“There is no terror in the bang, only in the anticipation of it.” – Alfred Hitchcock
Oliver Park’s “Vicious” is a masterfully done short horror film that’s light on the exposition but packs in a powerhouse of a fright. I literally flinched back in my seat while watching “Vicious” and it takes a mighty good horror film to inspire that kind of reaction from yours truly. “Vicious” is indicative of a major directorial talent and Oliver Park deserves to go on to a bigger cinematic career. I think he can deliver a truly excellent feature length horror film if given enough resources.
After a considerable slump with “The Last Airbender,” and “After Earth,” Shyamalan gives us yet another humanistic, demented, mystery that is filled with his trademark themes about life and coming of age. In this case, it’s young Becca and Tyler, both of whom are still healing from a broken marriage that saw their father leave them years before we meet them. Cut like a mock documentary, Shyamalan tailors the film to give us more of a personal view in to the dilemma Becca and Tyler find themselves in, and what it ultimately means in their development as adults.
“Vacation” is a reboot of the original National Lampoon’s series, but it’s not dedicated to reminding fans that it stems from a once beloved series. There are your typical nods, but through and through the new film is its own animal that strives for its own brand of sleazy comedy, and for that I respect it. It acts as a sequel, and virtual restart, while also allowing a platform for fans to go out and check out the original Chevy Chase films for some frame of reference. It’s not mandatory, however. I also enjoyed “Vacation” much more than I thought I would, speaking as someone who went in to it with rock bottom expectations; even if it tends to be something of a mixed bag right until the very end.
For some people Halloween is a state of mind and not just a holiday. For the Counelis family, it’s a yearly ritual that begins in the middle of the year and ends when November finally rears its head.

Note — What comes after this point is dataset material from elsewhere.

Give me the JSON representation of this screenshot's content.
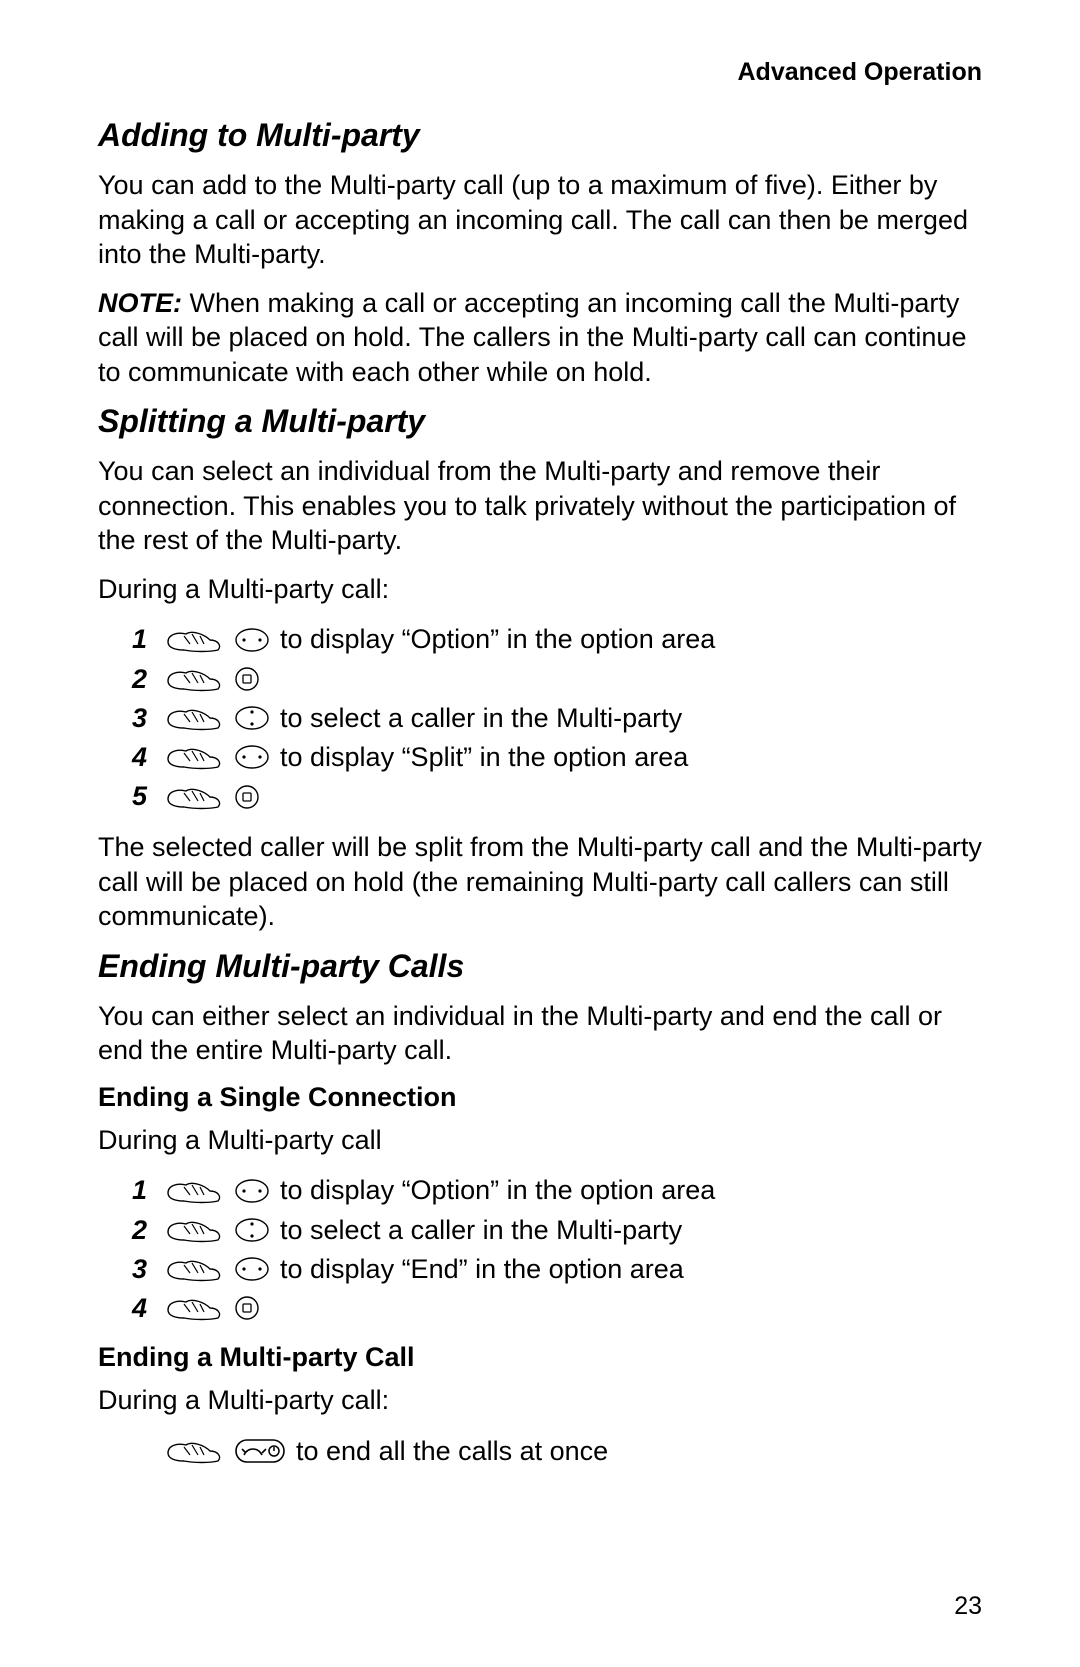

It’s refreshing to see a documentary that’s more grounded and down to Earth, and much like films like “American Scream,” Paul Counelis documents his family’s journey to build and construct a haunted house mainly because they want to give their neighbors some memories. Surely there’s a profit to be had by a haunted attraction, but that’s not what the holiday means to Paul Counelis and his large family.
Jess Franco’s vampire film genuinely doesn’t live up to the hype it’s garnered with horror and film buffs over the decades since its release. It’s a tedious and often dull affair that manages to numb the sexuality due to its incessant filler. The filler is ever present from the opening shots, and is used to pad the film’s run time, from performances in front of crowds, right down to dream sequences, much of it is used as a tactic to pad a thinly veiled “Dracula” remake.